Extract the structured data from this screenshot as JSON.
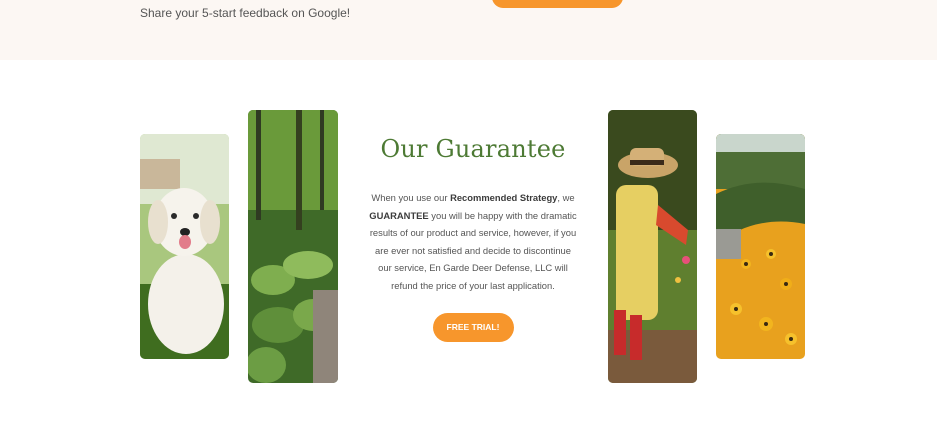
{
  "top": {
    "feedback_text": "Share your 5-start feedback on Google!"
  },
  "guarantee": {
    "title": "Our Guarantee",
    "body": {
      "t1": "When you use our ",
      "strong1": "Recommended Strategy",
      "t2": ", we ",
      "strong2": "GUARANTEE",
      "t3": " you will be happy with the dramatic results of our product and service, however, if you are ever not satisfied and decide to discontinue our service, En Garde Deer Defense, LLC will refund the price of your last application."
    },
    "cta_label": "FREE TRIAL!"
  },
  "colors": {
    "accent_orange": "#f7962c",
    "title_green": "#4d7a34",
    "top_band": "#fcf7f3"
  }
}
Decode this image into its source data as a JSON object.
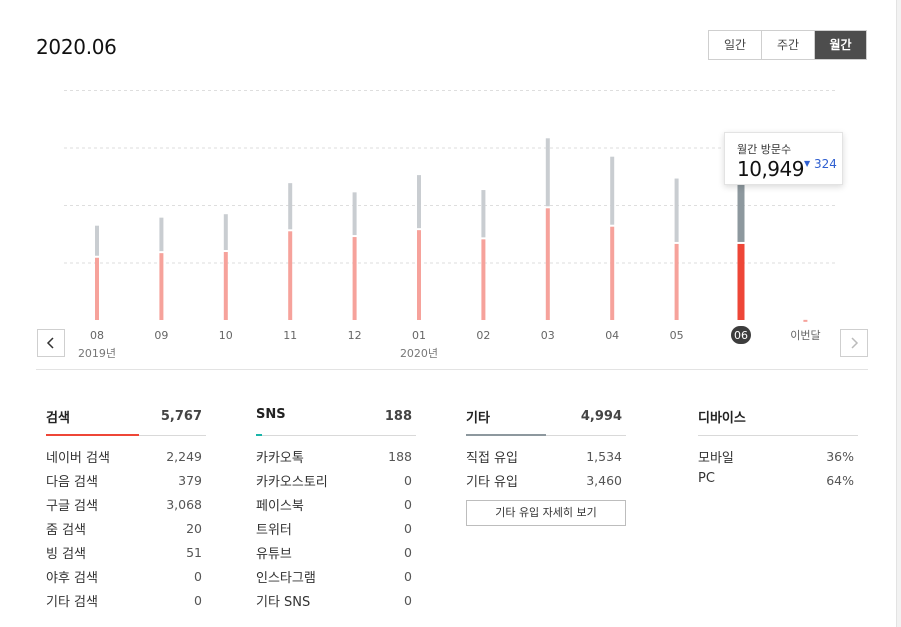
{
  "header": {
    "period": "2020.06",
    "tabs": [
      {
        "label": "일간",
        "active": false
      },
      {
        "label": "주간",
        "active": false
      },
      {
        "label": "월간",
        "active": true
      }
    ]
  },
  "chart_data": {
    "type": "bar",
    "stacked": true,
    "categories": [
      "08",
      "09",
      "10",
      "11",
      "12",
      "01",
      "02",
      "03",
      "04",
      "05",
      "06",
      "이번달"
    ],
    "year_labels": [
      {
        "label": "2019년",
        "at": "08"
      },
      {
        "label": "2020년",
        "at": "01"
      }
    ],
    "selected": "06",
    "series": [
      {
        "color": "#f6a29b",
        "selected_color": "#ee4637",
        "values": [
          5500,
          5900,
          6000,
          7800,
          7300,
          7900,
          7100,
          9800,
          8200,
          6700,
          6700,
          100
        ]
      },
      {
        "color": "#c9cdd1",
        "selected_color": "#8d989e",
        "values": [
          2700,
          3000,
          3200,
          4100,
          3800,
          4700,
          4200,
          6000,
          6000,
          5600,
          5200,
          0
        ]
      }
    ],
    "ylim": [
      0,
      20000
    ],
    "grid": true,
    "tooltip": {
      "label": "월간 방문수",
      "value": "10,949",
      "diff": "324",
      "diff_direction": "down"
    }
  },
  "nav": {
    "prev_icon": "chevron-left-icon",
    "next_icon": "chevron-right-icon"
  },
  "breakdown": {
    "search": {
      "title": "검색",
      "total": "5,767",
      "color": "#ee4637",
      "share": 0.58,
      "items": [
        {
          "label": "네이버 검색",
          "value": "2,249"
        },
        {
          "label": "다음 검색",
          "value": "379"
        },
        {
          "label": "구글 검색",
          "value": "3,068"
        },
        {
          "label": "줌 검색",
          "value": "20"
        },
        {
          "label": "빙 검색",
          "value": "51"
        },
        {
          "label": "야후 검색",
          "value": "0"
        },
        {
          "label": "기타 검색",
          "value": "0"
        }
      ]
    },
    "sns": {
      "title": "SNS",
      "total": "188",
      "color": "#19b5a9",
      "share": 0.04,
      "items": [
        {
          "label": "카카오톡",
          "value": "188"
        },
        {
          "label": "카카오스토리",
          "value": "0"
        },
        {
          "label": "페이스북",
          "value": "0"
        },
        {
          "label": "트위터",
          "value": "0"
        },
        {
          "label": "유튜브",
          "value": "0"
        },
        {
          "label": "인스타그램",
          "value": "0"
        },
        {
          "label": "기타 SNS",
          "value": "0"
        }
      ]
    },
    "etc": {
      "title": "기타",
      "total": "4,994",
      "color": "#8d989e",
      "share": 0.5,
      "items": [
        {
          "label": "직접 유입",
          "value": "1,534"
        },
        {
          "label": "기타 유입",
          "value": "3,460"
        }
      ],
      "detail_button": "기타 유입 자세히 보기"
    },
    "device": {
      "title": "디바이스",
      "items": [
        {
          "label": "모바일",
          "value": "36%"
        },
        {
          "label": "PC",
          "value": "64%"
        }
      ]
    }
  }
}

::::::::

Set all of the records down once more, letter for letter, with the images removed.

Extract the structured data from this screenshot as JSON.
{
  "top": {
    "feedback_text": "Share your 5-start feedback on Google!"
  },
  "guarantee": {
    "title": "Our Guarantee",
    "body": {
      "t1": "When you use our ",
      "strong1": "Recommended Strategy",
      "t2": ", we ",
      "strong2": "GUARANTEE",
      "t3": " you will be happy with the dramatic results of our product and service, however, if you are ever not satisfied and decide to discontinue our service, En Garde Deer Defense, LLC will refund the price of your last application."
    },
    "cta_label": "FREE TRIAL!"
  },
  "colors": {
    "accent_orange": "#f7962c",
    "title_green": "#4d7a34",
    "top_band": "#fcf7f3"
  }
}
Decode this image into its source data as a JSON object.
{
  "header": {
    "period": "2020.06",
    "tabs": [
      {
        "label": "일간",
        "active": false
      },
      {
        "label": "주간",
        "active": false
      },
      {
        "label": "월간",
        "active": true
      }
    ]
  },
  "chart_data": {
    "type": "bar",
    "stacked": true,
    "categories": [
      "08",
      "09",
      "10",
      "11",
      "12",
      "01",
      "02",
      "03",
      "04",
      "05",
      "06",
      "이번달"
    ],
    "year_labels": [
      {
        "label": "2019년",
        "at": "08"
      },
      {
        "label": "2020년",
        "at": "01"
      }
    ],
    "selected": "06",
    "series": [
      {
        "color": "#f6a29b",
        "selected_color": "#ee4637",
        "values": [
          5500,
          5900,
          6000,
          7800,
          7300,
          7900,
          7100,
          9800,
          8200,
          6700,
          6700,
          100
        ]
      },
      {
        "color": "#c9cdd1",
        "selected_color": "#8d989e",
        "values": [
          2700,
          3000,
          3200,
          4100,
          3800,
          4700,
          4200,
          6000,
          6000,
          5600,
          5200,
          0
        ]
      }
    ],
    "ylim": [
      0,
      20000
    ],
    "grid": true,
    "tooltip": {
      "label": "월간 방문수",
      "value": "10,949",
      "diff": "324",
      "diff_direction": "down"
    }
  },
  "nav": {
    "prev_icon": "chevron-left-icon",
    "next_icon": "chevron-right-icon"
  },
  "breakdown": {
    "search": {
      "title": "검색",
      "total": "5,767",
      "color": "#ee4637",
      "share": 0.58,
      "items": [
        {
          "label": "네이버 검색",
          "value": "2,249"
        },
        {
          "label": "다음 검색",
          "value": "379"
        },
        {
          "label": "구글 검색",
          "value": "3,068"
        },
        {
          "label": "줌 검색",
          "value": "20"
        },
        {
          "label": "빙 검색",
          "value": "51"
        },
        {
          "label": "야후 검색",
          "value": "0"
        },
        {
          "label": "기타 검색",
          "value": "0"
        }
      ]
    },
    "sns": {
      "title": "SNS",
      "total": "188",
      "color": "#19b5a9",
      "share": 0.04,
      "items": [
        {
          "label": "카카오톡",
          "value": "188"
        },
        {
          "label": "카카오스토리",
          "value": "0"
        },
        {
          "label": "페이스북",
          "value": "0"
        },
        {
          "label": "트위터",
          "value": "0"
        },
        {
          "label": "유튜브",
          "value": "0"
        },
        {
          "label": "인스타그램",
          "value": "0"
        },
        {
          "label": "기타 SNS",
          "value": "0"
        }
      ]
    },
    "etc": {
      "title": "기타",
      "total": "4,994",
      "color": "#8d989e",
      "share": 0.5,
      "items": [
        {
          "label": "직접 유입",
          "value": "1,534"
        },
        {
          "label": "기타 유입",
          "value": "3,460"
        }
      ],
      "detail_button": "기타 유입 자세히 보기"
    },
    "device": {
      "title": "디바이스",
      "items": [
        {
          "label": "모바일",
          "value": "36%"
        },
        {
          "label": "PC",
          "value": "64%"
        }
      ]
    }
  }
}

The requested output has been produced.